It's hard to believe that we're already halfway through our What's Up World series! This week, we landed in Italy, and the pressure to perform is really on. For one, the majority of my background is Italian. And also, we live in a city with a heavy Italian influence. It's a place where older ladies line up outside the Italian deli on Saturday mornings to buy fresh-baked focaccia bread, where masses are said in Italian on Sundays, and where names like Frank Sinatra and the Cake Boss hail from. As we began reading through the book about Italy, I felt distracted, wondering what kind of food we would cook from the country. It was too hot for heavier Italian fare, and pizza was out of the question because we admittedly eat it too much. A quick search had me counting 22 pizza parlors within a 1 mile radius of our home. Luckily, the book helped me decide. The school aged narrator began her day as most children do in Italy with a breakfast full of cookies, cakes and bread. You can imagine the initial excitement from my kids as they read this—a response that was soon followed by the realization of the unfairness of it all. Why do THEY get to eat cake for breakfast and we don't?
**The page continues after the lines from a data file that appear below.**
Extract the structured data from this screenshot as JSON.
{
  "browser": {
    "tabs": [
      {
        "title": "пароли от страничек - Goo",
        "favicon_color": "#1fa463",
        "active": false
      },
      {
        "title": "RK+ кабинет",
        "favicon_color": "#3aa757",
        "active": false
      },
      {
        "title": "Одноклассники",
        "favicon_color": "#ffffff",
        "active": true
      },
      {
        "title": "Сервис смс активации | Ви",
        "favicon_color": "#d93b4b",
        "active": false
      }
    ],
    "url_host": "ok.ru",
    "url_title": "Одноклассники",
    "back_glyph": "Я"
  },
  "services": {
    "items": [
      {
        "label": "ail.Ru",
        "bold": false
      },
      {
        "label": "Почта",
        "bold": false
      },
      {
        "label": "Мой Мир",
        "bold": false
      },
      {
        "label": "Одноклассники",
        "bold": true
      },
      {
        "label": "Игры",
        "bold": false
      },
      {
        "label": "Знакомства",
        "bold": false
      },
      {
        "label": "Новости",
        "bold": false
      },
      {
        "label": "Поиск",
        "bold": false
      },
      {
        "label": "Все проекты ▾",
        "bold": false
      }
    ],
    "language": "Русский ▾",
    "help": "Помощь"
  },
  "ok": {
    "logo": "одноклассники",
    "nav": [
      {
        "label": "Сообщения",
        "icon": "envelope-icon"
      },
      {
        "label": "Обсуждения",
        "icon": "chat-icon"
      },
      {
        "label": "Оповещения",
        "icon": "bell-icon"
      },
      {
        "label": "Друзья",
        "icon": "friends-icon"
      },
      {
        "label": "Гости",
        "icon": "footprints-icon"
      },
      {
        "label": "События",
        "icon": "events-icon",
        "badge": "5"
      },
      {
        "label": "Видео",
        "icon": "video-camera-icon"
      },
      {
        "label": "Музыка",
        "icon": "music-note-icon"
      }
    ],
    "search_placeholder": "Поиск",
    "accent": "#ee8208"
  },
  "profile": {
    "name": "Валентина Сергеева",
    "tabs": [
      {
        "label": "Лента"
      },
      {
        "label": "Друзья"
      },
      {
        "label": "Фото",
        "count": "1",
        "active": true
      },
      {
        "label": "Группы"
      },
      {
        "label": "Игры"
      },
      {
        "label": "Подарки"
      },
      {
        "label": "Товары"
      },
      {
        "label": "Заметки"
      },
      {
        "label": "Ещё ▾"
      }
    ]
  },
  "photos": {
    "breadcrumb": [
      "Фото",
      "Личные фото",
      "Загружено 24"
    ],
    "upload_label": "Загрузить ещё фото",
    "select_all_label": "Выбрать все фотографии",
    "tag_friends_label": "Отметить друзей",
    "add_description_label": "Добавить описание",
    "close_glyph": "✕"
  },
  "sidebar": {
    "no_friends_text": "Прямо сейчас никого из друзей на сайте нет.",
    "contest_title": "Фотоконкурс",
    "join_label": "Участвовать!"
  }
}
"My dear children," I said as I wrapped my arms around them and pressed them closer to me. "One day when you're a parent like me, you can drop your kids off at school, go straight to the coffee shop, and eat the biggest and the best breakfast pastries every single morning. And you can eat the whole thing by yourself without anyone asking for a bite. Didn't you know that's what mommy does while you're at boring school? I eat cake all day long."
Okay I didn't actually say that, but a part of me may have taken the smallest pinch of pleasure in watching their reaction to this imaginary tale. So instead, I said yes, that we can make a dessert, but that we would eat it after dinner. And so we went to it.
We went with a lemon semifreddo--an ice cream-like dessert that requires no ice cream maker, which is good, because I don't have one. Traditionally, to make a semifreddo, you would line a loaf pan with plastic wrap and pour the mixture inside the pan until it's frozen. Then you simply lift out the mold, unwrap it from the plastic, and be left with a beautiful rectangular cake. For our version, we went with individual glass ramekins so there would be no fighting over who got the bigger slice, and also because of that wonderful unknown that comes with giving children something glass and holding your breath that it won't break. Also, aren't they pretty?
Lemon desserts transport me back to the last time I was in Italy--it was a few months before I got pregnant with my oldest child and my husband and I had gone to the coastal city of Positano where lemons grow as big as melons. This dessert would give us the opportunity to tell the kids about the trip, and maybe even remind my husband that our 10 year anniversary is coming up and that a trip back to Italy would be a lovely present that I would think that I wanted until I boarded the imaginary plane sobbing about the potential dangers that could occur overseas and away from our children.
But back to real life in my kitchen. For this recipe, the kids took turns using the electric mixer and I stressed to them that the beaters always had to touch the bottom of the bowl, unless they wanted a sugar explosion all over the kitchen, which in retrospect, they wouldn't have minded. With my assistance, they learned to hold the bowl steady with one hand and hold the beater in the other. They also enjoyed squeezing the lemon juice and sucking on the remaining peel. Do any of your kids like eating lemon as much as mine do?
Overall, the hardest part for this recipe was patience in waiting for the ice cream to harden and in keeping the freezer shut long enough so that it would--they loved sneaking peeks! And as you can imagine with any recipe that uses sugar as the main ingredient, the kids loved every last lick that they could get. My husband and I still have no international travel plans, but I would otherwise say that our trip to Italy was a success!
Be sure to join us next week as we fly to South Africa!
makes 8 6-ounce ramekins or 1 9x5x3 loaf pan
2 1/4 cups heavy whipping cream
1 tablespoon confectioners sugar
1 1/4 cups granulated sugar
7 large organic egg yolks
1/2 cup fresh squeezed lemon juice (approximately 4-5 lemons)
1 1/2 tablespoons lemon zest
1/4 teaspoon salt
2 cups mixed berries
Using electric mixer, beat whipping cream in large bowl until soft peaks form. Transfer all but 1 cup of whipped cream into a separate bowl and refrigerate. Add confectioner's sugar to the remaining whipped cream and beat for 1 minute more. Place the sweetened whipped cream in the refrigerator.
In a large glass or metal bowl, whisk together granulated sugar, egg yolks, lemon juice, lemon and salt. Set bowl over a large saucepan of simmering water and whisk constantly until mixture registers 170°F, about 4-5 minutes. Carefully remove bowl from the saucepan and place it on the countertop. Using an electric mixer, beat mixture for at least 5 minutes until cool and thick. Fold in UNSWEETENED chilled whipped cream. Divide mixture evenly among ramekins and freeze at least 8 hours. Once ready to serve, dollop semifreddo with sweetened whipped cream and fresh berries.